Apple highlights developer of incredible AI tennis app SwingVision

Apple Developer Feature Swingvision Lifestyle
Apple Developer Feature Swingvision Lifestyle (Image credit: Apple)

What you need to know

  • Apple has today highlighted the work of developer Swupnil Sahai.
  • His tennis tracking app SwingVision uses iPhone, iPad, and Apple Watch to help people get better at tennis.
  • It has over 10,000 monthly users, and could one day use ARKit to project graphics onto the court.

Apple has today highlighted the work of developer Swupnil Sahai and his popular SwingVision tennis app.

Apple featured the two-time WWDC scholar ahead of its WWDC 2022 conference that will take place in June:

When Apple Watch launched in April 2015, Sahai recognized the potential of a device that would bring intelligence right to a user's wrist. The seed for the idea that ultimately became SwingVision began to sprout. "That sparked my brain right away. I thought, 'If I have a computer on my wrist, I could actually analyze my form and my strokes,'" he says, looking back at the initial notes he made on his iPhone. After teaching himself how to code using Apple's Swift programming language, Sahai enlisted the services of his college roommate and fellow tennis enthusiast, Richard Hsu. What began as a side project called Swing — released as an Apple Watch app in 2016 — eventually morphed into a full-time endeavor, necessitating a team that's since grown to include 12 employees.

SwingVision launched in 2019 and has the backing of some heavyweights including Andy Roddick. The app has a new feature that can let enthusiast players challenge out-of-bounds calls using their Apple Watch. The app has more than 10,000 monthly users, and Sahai "anticipates being able to add graphics right onto the court" using ARKit.

The release not only highlights the impact of Sahai's development, but also the App Store ecosystem that helped his app grow in popularity. At a time when Apple's App Store business model is under pressure, the company writes:

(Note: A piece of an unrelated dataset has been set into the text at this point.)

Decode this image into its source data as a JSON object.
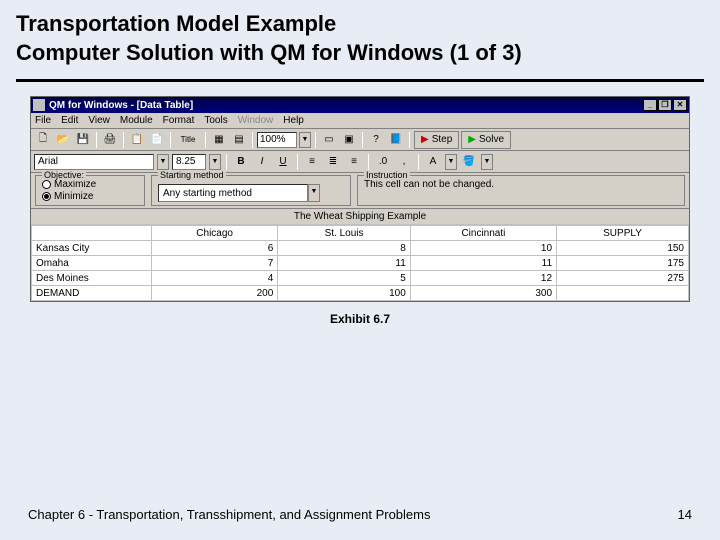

The other major difference: the App Store, which spotlighted SwingVision as an App of the Day in 2021 and brought the app to the feeds of millions of customers instantaneously.

Sahai said that "the App Store gives a platform for small teams and even individuals to reach such a massive audience without having to spend a massive budget on marketing."

The company published a report this week revealing that its App Store helps to fuel the job growth of small businesses, and that its iOS app economy now supports 2.2 million jobs in the U.S. alone.

Stephen Warwick
News Editor

Stephen Warwick has written about Apple for five years at iMore and previously elsewhere. He covers all of iMore's latest breaking news regarding all of Apple's products and services, both hardware and software. Stephen has interviewed industry experts in a range of fields including finance, litigation, security, and more. He also specializes in curating and reviewing audio hardware and has experience beyond journalism in sound engineering, production, and design. Before becoming a writer Stephen studied Ancient History at University and also worked at Apple for more than two years. Stephen is also a host on the iMore show, a weekly podcast recorded live that discusses the latest in breaking Apple news, as well as featuring fun trivia about all things Apple. Follow him on Twitter @stephenwarwick9